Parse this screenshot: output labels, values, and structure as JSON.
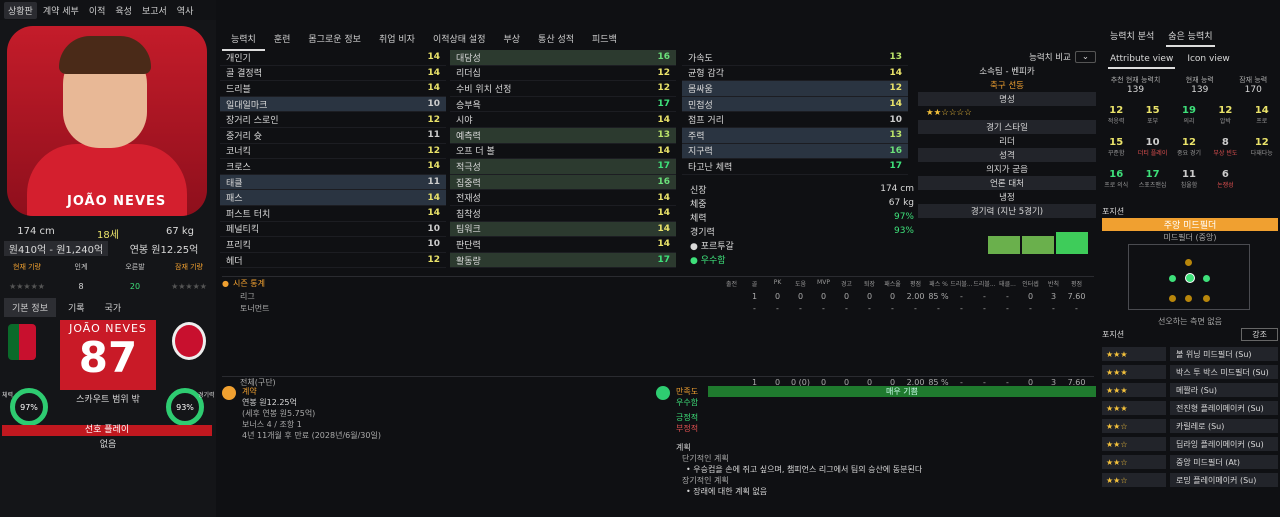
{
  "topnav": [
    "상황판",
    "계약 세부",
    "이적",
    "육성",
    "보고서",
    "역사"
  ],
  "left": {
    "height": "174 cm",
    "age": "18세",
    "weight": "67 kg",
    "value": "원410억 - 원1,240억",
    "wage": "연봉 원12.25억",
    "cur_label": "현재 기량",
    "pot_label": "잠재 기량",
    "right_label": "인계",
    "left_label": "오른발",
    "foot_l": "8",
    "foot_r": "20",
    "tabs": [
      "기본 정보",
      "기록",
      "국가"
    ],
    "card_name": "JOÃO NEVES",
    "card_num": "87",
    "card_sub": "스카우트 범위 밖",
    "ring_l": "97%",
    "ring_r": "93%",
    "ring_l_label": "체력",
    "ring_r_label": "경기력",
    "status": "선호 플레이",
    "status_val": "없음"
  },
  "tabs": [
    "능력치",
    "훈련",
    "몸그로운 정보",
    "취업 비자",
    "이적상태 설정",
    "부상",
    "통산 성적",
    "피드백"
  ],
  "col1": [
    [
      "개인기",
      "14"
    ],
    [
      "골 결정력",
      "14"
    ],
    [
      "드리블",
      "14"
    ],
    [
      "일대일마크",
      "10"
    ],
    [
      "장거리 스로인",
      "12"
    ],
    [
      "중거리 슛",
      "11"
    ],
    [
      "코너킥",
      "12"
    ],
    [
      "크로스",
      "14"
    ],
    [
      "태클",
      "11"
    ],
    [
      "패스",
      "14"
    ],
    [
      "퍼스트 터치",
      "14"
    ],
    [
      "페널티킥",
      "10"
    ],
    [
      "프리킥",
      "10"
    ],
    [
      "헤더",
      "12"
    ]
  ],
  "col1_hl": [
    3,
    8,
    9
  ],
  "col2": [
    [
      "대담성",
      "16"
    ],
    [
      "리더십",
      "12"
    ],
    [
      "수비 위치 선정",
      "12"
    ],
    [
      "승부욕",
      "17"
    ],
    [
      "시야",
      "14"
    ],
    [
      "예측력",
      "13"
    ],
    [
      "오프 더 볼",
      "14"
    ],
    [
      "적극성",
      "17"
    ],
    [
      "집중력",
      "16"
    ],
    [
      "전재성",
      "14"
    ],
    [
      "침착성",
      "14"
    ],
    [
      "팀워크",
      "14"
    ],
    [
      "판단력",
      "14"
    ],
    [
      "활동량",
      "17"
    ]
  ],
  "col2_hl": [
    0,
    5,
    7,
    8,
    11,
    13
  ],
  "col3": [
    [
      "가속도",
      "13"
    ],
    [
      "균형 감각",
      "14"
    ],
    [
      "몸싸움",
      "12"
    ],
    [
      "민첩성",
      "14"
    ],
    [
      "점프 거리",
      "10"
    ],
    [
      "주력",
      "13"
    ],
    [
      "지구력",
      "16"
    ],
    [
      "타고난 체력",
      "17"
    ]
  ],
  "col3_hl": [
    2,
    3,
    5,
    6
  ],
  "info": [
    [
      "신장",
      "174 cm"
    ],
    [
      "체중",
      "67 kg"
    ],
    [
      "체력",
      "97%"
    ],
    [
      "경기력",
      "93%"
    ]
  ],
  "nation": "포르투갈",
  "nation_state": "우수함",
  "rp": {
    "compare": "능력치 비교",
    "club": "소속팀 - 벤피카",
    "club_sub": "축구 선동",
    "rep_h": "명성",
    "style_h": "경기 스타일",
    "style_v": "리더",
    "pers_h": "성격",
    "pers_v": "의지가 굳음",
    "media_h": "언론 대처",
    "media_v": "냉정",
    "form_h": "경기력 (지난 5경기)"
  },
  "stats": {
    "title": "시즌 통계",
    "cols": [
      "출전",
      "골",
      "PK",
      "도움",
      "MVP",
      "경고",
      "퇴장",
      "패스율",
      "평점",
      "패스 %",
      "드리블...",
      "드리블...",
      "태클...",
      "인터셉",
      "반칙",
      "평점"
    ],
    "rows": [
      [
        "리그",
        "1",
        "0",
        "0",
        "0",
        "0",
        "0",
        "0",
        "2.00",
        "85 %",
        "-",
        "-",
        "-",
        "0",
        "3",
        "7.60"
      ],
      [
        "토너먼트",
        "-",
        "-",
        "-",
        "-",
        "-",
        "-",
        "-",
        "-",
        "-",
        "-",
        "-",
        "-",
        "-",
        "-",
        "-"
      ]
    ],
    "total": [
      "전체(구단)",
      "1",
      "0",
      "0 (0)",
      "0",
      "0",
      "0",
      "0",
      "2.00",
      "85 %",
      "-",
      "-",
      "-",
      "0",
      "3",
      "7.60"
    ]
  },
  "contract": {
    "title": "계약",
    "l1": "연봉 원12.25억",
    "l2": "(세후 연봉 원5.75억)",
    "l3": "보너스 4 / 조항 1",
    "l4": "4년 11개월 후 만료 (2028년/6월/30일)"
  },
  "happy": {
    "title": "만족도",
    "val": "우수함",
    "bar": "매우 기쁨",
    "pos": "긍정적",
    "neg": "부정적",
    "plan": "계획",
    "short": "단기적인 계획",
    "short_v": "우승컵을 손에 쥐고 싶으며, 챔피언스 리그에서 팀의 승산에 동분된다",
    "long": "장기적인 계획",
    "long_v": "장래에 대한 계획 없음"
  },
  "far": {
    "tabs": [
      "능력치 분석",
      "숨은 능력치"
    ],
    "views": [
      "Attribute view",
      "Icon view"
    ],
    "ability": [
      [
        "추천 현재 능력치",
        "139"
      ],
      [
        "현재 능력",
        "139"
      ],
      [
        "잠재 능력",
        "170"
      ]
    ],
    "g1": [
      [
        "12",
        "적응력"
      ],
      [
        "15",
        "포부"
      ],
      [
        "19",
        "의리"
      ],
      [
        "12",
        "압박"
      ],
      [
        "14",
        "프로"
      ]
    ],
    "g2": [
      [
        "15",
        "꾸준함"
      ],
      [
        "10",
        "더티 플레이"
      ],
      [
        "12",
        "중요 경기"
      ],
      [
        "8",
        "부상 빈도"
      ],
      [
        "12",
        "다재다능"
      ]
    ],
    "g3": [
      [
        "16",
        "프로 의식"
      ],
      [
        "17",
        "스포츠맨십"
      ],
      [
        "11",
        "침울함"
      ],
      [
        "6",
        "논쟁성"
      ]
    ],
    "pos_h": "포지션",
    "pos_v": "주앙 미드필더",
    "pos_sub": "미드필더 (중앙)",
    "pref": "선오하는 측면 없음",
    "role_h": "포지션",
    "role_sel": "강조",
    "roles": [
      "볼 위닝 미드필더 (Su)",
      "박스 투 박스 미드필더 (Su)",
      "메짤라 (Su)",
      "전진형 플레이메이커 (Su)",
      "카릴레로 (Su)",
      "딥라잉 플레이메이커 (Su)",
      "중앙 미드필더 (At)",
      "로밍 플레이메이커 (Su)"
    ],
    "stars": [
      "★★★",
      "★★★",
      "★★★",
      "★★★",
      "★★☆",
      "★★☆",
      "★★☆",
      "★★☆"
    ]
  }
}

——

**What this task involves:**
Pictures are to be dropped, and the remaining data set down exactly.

**Reply:**
Parse this screenshot: output labels, values, and structure as JSON.
{
  "topnav": [
    "상황판",
    "계약 세부",
    "이적",
    "육성",
    "보고서",
    "역사"
  ],
  "left": {
    "height": "174 cm",
    "age": "18세",
    "weight": "67 kg",
    "value": "원410억 - 원1,240억",
    "wage": "연봉 원12.25억",
    "cur_label": "현재 기량",
    "pot_label": "잠재 기량",
    "right_label": "인계",
    "left_label": "오른발",
    "foot_l": "8",
    "foot_r": "20",
    "tabs": [
      "기본 정보",
      "기록",
      "국가"
    ],
    "card_name": "JOÃO NEVES",
    "card_num": "87",
    "card_sub": "스카우트 범위 밖",
    "ring_l": "97%",
    "ring_r": "93%",
    "ring_l_label": "체력",
    "ring_r_label": "경기력",
    "status": "선호 플레이",
    "status_val": "없음"
  },
  "tabs": [
    "능력치",
    "훈련",
    "몸그로운 정보",
    "취업 비자",
    "이적상태 설정",
    "부상",
    "통산 성적",
    "피드백"
  ],
  "col1": [
    [
      "개인기",
      "14"
    ],
    [
      "골 결정력",
      "14"
    ],
    [
      "드리블",
      "14"
    ],
    [
      "일대일마크",
      "10"
    ],
    [
      "장거리 스로인",
      "12"
    ],
    [
      "중거리 슛",
      "11"
    ],
    [
      "코너킥",
      "12"
    ],
    [
      "크로스",
      "14"
    ],
    [
      "태클",
      "11"
    ],
    [
      "패스",
      "14"
    ],
    [
      "퍼스트 터치",
      "14"
    ],
    [
      "페널티킥",
      "10"
    ],
    [
      "프리킥",
      "10"
    ],
    [
      "헤더",
      "12"
    ]
  ],
  "col1_hl": [
    3,
    8,
    9
  ],
  "col2": [
    [
      "대담성",
      "16"
    ],
    [
      "리더십",
      "12"
    ],
    [
      "수비 위치 선정",
      "12"
    ],
    [
      "승부욕",
      "17"
    ],
    [
      "시야",
      "14"
    ],
    [
      "예측력",
      "13"
    ],
    [
      "오프 더 볼",
      "14"
    ],
    [
      "적극성",
      "17"
    ],
    [
      "집중력",
      "16"
    ],
    [
      "전재성",
      "14"
    ],
    [
      "침착성",
      "14"
    ],
    [
      "팀워크",
      "14"
    ],
    [
      "판단력",
      "14"
    ],
    [
      "활동량",
      "17"
    ]
  ],
  "col2_hl": [
    0,
    5,
    7,
    8,
    11,
    13
  ],
  "col3": [
    [
      "가속도",
      "13"
    ],
    [
      "균형 감각",
      "14"
    ],
    [
      "몸싸움",
      "12"
    ],
    [
      "민첩성",
      "14"
    ],
    [
      "점프 거리",
      "10"
    ],
    [
      "주력",
      "13"
    ],
    [
      "지구력",
      "16"
    ],
    [
      "타고난 체력",
      "17"
    ]
  ],
  "col3_hl": [
    2,
    3,
    5,
    6
  ],
  "info": [
    [
      "신장",
      "174 cm"
    ],
    [
      "체중",
      "67 kg"
    ],
    [
      "체력",
      "97%"
    ],
    [
      "경기력",
      "93%"
    ]
  ],
  "nation": "포르투갈",
  "nation_state": "우수함",
  "rp": {
    "compare": "능력치 비교",
    "club": "소속팀 - 벤피카",
    "club_sub": "축구 선동",
    "rep_h": "명성",
    "style_h": "경기 스타일",
    "style_v": "리더",
    "pers_h": "성격",
    "pers_v": "의지가 굳음",
    "media_h": "언론 대처",
    "media_v": "냉정",
    "form_h": "경기력 (지난 5경기)"
  },
  "stats": {
    "title": "시즌 통계",
    "cols": [
      "출전",
      "골",
      "PK",
      "도움",
      "MVP",
      "경고",
      "퇴장",
      "패스율",
      "평점",
      "패스 %",
      "드리블...",
      "드리블...",
      "태클...",
      "인터셉",
      "반칙",
      "평점"
    ],
    "rows": [
      [
        "리그",
        "1",
        "0",
        "0",
        "0",
        "0",
        "0",
        "0",
        "2.00",
        "85 %",
        "-",
        "-",
        "-",
        "0",
        "3",
        "7.60"
      ],
      [
        "토너먼트",
        "-",
        "-",
        "-",
        "-",
        "-",
        "-",
        "-",
        "-",
        "-",
        "-",
        "-",
        "-",
        "-",
        "-",
        "-"
      ]
    ],
    "total": [
      "전체(구단)",
      "1",
      "0",
      "0 (0)",
      "0",
      "0",
      "0",
      "0",
      "2.00",
      "85 %",
      "-",
      "-",
      "-",
      "0",
      "3",
      "7.60"
    ]
  },
  "contract": {
    "title": "계약",
    "l1": "연봉 원12.25억",
    "l2": "(세후 연봉 원5.75억)",
    "l3": "보너스 4 / 조항 1",
    "l4": "4년 11개월 후 만료 (2028년/6월/30일)"
  },
  "happy": {
    "title": "만족도",
    "val": "우수함",
    "bar": "매우 기쁨",
    "pos": "긍정적",
    "neg": "부정적",
    "plan": "계획",
    "short": "단기적인 계획",
    "short_v": "우승컵을 손에 쥐고 싶으며, 챔피언스 리그에서 팀의 승산에 동분된다",
    "long": "장기적인 계획",
    "long_v": "장래에 대한 계획 없음"
  },
  "far": {
    "tabs": [
      "능력치 분석",
      "숨은 능력치"
    ],
    "views": [
      "Attribute view",
      "Icon view"
    ],
    "ability": [
      [
        "추천 현재 능력치",
        "139"
      ],
      [
        "현재 능력",
        "139"
      ],
      [
        "잠재 능력",
        "170"
      ]
    ],
    "g1": [
      [
        "12",
        "적응력"
      ],
      [
        "15",
        "포부"
      ],
      [
        "19",
        "의리"
      ],
      [
        "12",
        "압박"
      ],
      [
        "14",
        "프로"
      ]
    ],
    "g2": [
      [
        "15",
        "꾸준함"
      ],
      [
        "10",
        "더티 플레이"
      ],
      [
        "12",
        "중요 경기"
      ],
      [
        "8",
        "부상 빈도"
      ],
      [
        "12",
        "다재다능"
      ]
    ],
    "g3": [
      [
        "16",
        "프로 의식"
      ],
      [
        "17",
        "스포츠맨십"
      ],
      [
        "11",
        "침울함"
      ],
      [
        "6",
        "논쟁성"
      ]
    ],
    "pos_h": "포지션",
    "pos_v": "주앙 미드필더",
    "pos_sub": "미드필더 (중앙)",
    "pref": "선오하는 측면 없음",
    "role_h": "포지션",
    "role_sel": "강조",
    "roles": [
      "볼 위닝 미드필더 (Su)",
      "박스 투 박스 미드필더 (Su)",
      "메짤라 (Su)",
      "전진형 플레이메이커 (Su)",
      "카릴레로 (Su)",
      "딥라잉 플레이메이커 (Su)",
      "중앙 미드필더 (At)",
      "로밍 플레이메이커 (Su)"
    ],
    "stars": [
      "★★★",
      "★★★",
      "★★★",
      "★★★",
      "★★☆",
      "★★☆",
      "★★☆",
      "★★☆"
    ]
  }
}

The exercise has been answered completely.